      1. As EI argues: “Because we ought to remember that women have always been a part of philosophy, from Aspasia on down, although most frequently as its mirror – as again Irigaray might argue. Insofar as women can be trusted to faithfully reproduce philosophy, then they can be included. Inclusion then operates on a colonial or assimilationist model. The “health” of philosophy is then assured – in terms of both style and substance, in terms of representation and in terms of reproduction. Thus does philosophy maintain its exceptionalism with regard to the rest of the humanities, with proper deference to science, free of “scolds” and “charlatans,” of “boutique” courses and too much “theory.” Here, however, a strange confluence between style and substance, or between representation and practice, occurs: too many people of color, as you point out, is evidence of the unhealth of philosophy, of bad mixing [with or without respect to the kind of philosophy being practiced by these bodies?].”

  5. How do we reproduce ourselves? That is, how do we teach and practice philosophy in ways that transform “philosophy” rather than guarantee its stable continuity into the future?

    1. For an example of such transformative practice, read Robin D.G. Kelley’s discussion of Angela Davis’s philosophy lecture at UCLA.

    2. How do we make failure at “philosophy” legible to the university as “success”? How can we do this in ways that doesn’t further burden already overburdened minority philosophers (who do, for example, the service work building institutions that provide such legibility)?

  6. How do the material practices of “doing philosophy” naturalize specific implicit knowledges as transparently “philosophical”?

    1. What media? What knowledge?

    2. How can we use diverse media practices to disrupt these implicit knowledges? And how do we do so in ways that are legible to hiring and tenure committees?

  7. It seems like conversations about “diverse practices and practitioners” generally highlight (a) continental philosophy and (b) white women/white feminism.

    1. Why is it that “So far, however, philosophy seems less able to reproduce itself faithfully in the latter case [including philosophers of color] than in the former [including white women]”?

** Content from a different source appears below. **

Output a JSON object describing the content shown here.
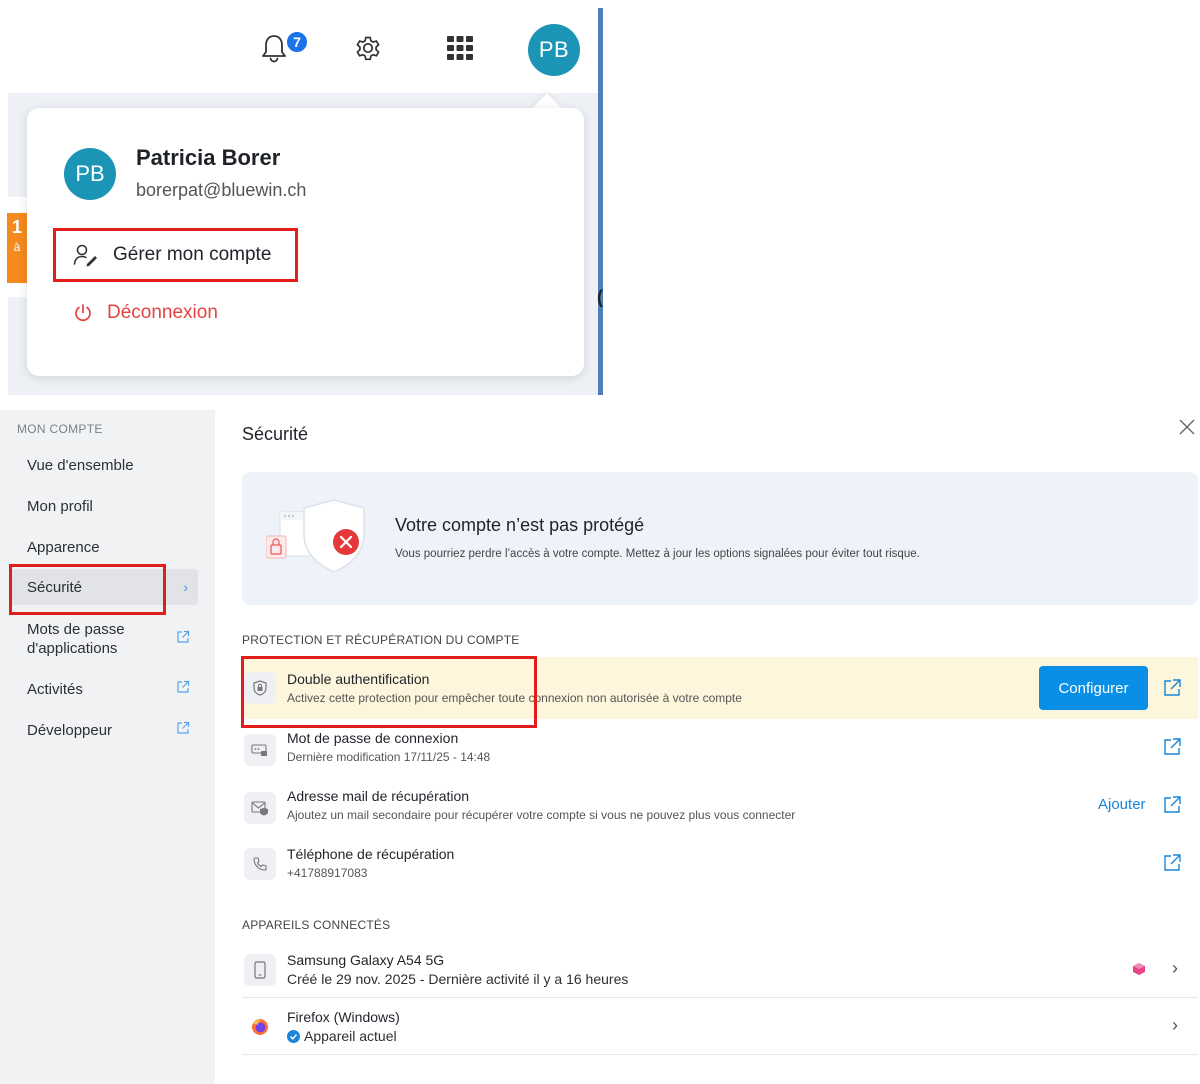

  8. To transform philosophy (i.e., to fail at “philosophy”) yet survive institutionally and personally (hey, I *need* my paycheck), we need to talk out of both sides of our mouth (that is, we say one thing to power so we survive, and another thing to ourselves, also so we survive). Or, like Beyonce, we need to play at the respectability game while simultaneously subverting it. As Regina Bradley argues in that linked article, Beyonce uses diverse material practices to perform that doubleness (visual respectability vs. sonic ratchet). Can Beyonce’s strategy translate to philosophy?

  9. What is ‘pluralism’? How is it currently understood, and how can we formulate an understanding of pluralism that forefronts the practice that feminist philosophers and critical philosophers of race have been doing across the ‘divide’ for many years now?

  10. In what ways can we turn the tools of philosophy on the discipline and the practice of philosophy itself? Which tools? Which practices?